  5. ^ "Sunday Free Press is bigger, better". Winnipeg Free Press. 26 March 2011. 
  6. ^ "Free Press eyes end to Sunday edition". CBC News. 9 October 2009. 
  7. ^ "2013 Daily Newspapers Circulation Report" (PDF). Newspapers Canada. Retrieved 16 July 2014. 
  8. ^ "Winnipeg Free Press strike continues".  
  9. ^ "Free Press strike ends". Winnipeg Free Press. 29 October 2008. Retrieved 19 August 2012. 
  10. ^ "Winnipeg Free Press strike ends".  
  11. ^ "Free Press workers ratify new contract". Winnipeg Free Press. 15 April 2013. 

Further reading

  • Merrill, John C. and Harold A. Fisher. The world's great dailies: profiles of fifty newspapers (1980) pp 361-65

External links
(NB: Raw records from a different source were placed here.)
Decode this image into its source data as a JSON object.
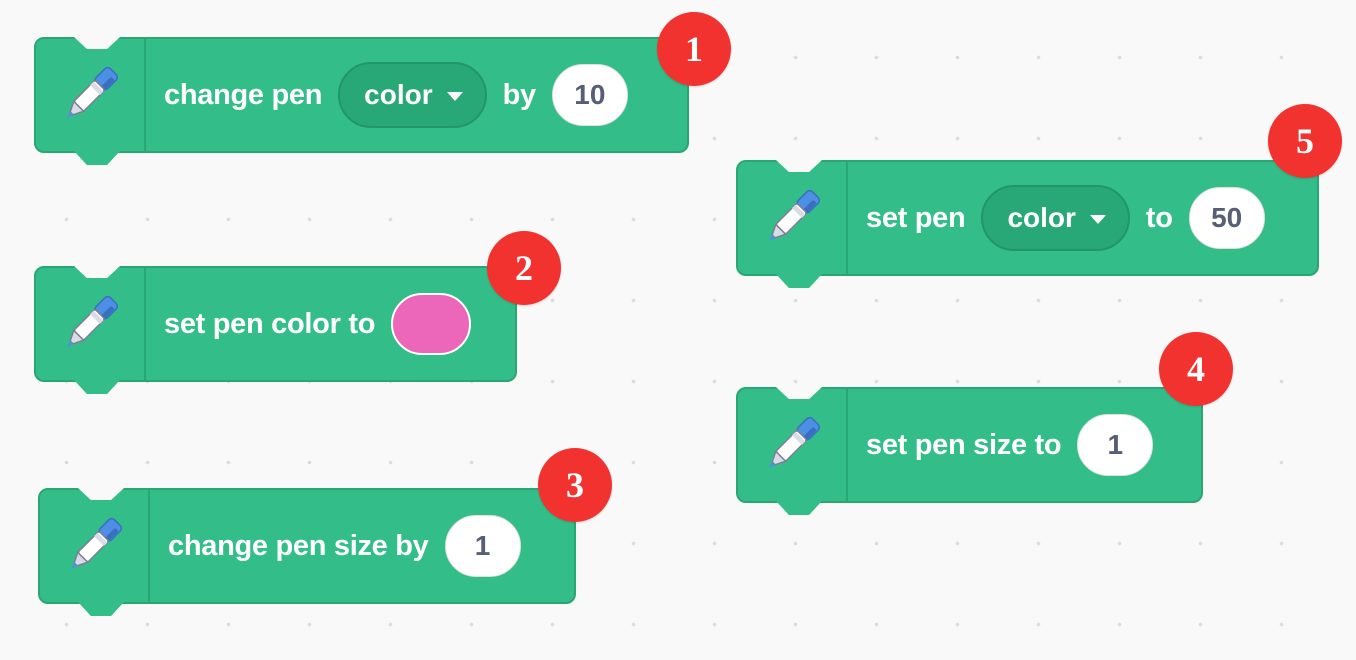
{
  "blocks": {
    "change_color": {
      "label_1": "change pen",
      "dropdown": "color",
      "label_2": "by",
      "value": "10",
      "badge": "1"
    },
    "set_color_to": {
      "label": "set pen color to",
      "swatch_color": "#ec66b9",
      "badge": "2"
    },
    "change_size": {
      "label": "change pen size by",
      "value": "1",
      "badge": "3"
    },
    "set_size": {
      "label": "set pen size to",
      "value": "1",
      "badge": "4"
    },
    "set_param": {
      "label_1": "set pen",
      "dropdown": "color",
      "label_2": "to",
      "value": "50",
      "badge": "5"
    }
  },
  "colors": {
    "block_green": "#33be89",
    "dropdown_green": "#29a877",
    "badge_red": "#f1322f",
    "canvas_bg": "#f9f9f9"
  },
  "icons": {
    "block_icon": "pen-icon",
    "dropdown_icon": "caret-down-icon"
  }
}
  • Winnipeg Free Press site
This article was sourced from Creative Commons Attribution-ShareAlike License; additional terms may apply. World Heritage Encyclopedia content is assembled from numerous content providers, Open Access Publishing, and in compliance with The Fair Access to Science and Technology Research Act (FASTR), Wikimedia Foundation, Inc., Public Library of Science, The Encyclopedia of Life, Open Book Publishers (OBP), PubMed, U.S. National Library of Medicine, National Center for Biotechnology Information, U.S. National Library of Medicine, National Institutes of Health (NIH), U.S. Department of Health & Human Services, and USA.gov, which sources content from all federal, state, local, tribal, and territorial government publication portals (.gov, .mil, .edu). Funding for USA.gov and content contributors is made possible from the U.S. Congress, E-Government Act of 2002.
 
Crowd sourced content that is contributed to World Heritage Encyclopedia is peer reviewed and edited by our editorial staff to ensure quality scholarly research articles.
 
By using this site, you agree to the Terms of Use and Privacy Policy. World Heritage Encyclopedia™ is a registered trademark of the World Public Library Association, a non-profit organization.
 


Copyright © World Library Foundation. All rights reserved. eBooks from Project Gutenberg are sponsored by the World Library Foundation,
a 501c(4) Member's Support Non-Profit Organization, and is NOT affiliated with any governmental agency or department.